Is your estate planning up to date?
There are a few simple questions you can ask yourself to find out.
Do you have a will or a trust?
Without your own plan you are relying on the government to determine how your assets pass and to whom they pass. In addition to undesired results, this is the most costly and time consuming means of passing assets to loved ones.
Has your estate plan been reviewed in the last two years?
Even if there have been no family or financial changes since your plan was last reviewed, there have been significant tax law changes in recent years. As a result, an out-of-date estate plan may be worse than no estate plan at all.
Are all of your heirs over the age of 18?
At age 18 children become adults and can inherit property without restriction. Proper planning is crucial to prevent a child from squandering an inheritance, or worse, from causing harm to himself or herself.
Are you certain that your assets will not be subject to probate?
Assets owned as “joint owners with rights of survivorship,” assets owned in the name of a trust, and assets that pass by beneficiary designation (such as IRAs and life insurance) will normally avoid probate. Everything else is subject to probate. The government controls probate and it can be costly, is a public process, and typically requires a minimum of twelve (12) months from the date of death before distribution to loved ones can be made.
Do you have bank accounts or other assets titled jointly with someone else?
Holding assets jointly with someone other than a spouse is common, but has potentially devastating consequences. A creditor of a joint owner can take the entire asset to satisfy the creditor’s claim. A creditor would include a divorcing spouse, judgment creditor, or business creditor. Problems also occur if joint owners die in the wrong order.
Does your plan provide loved ones with asset protection, divorce protection, and lawsuit protection?
The most common means of providing for loved ones is with outright distributions.

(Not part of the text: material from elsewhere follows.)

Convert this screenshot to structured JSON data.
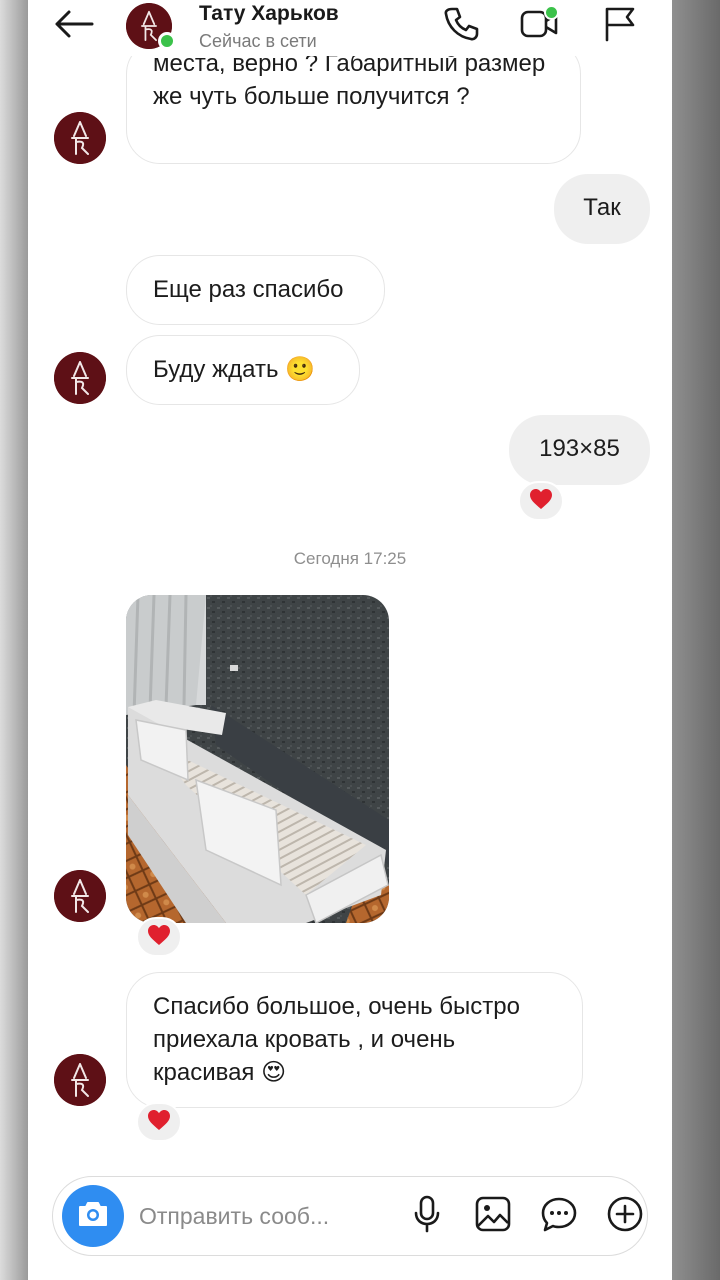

By doing so, the inheritance becomes subject to their creditors or any other “bad weather” in their life.
Is this your first marriage?
Second marriages present unique planning issues, particularly if both spouses have children from a prior marriage. Proper planning is critical to prevent undesired results and to avoid accidently disinheriting your children.
If you answered “No” to the above questions, or “Yes” to #5, it may be time to sit down with a qualified estate planning attorney and update your plan. You can call Davis Law Group at 757-420-7722 to schedule a no charge consultation so we can assist with any changes or updates so you can have peace of mind.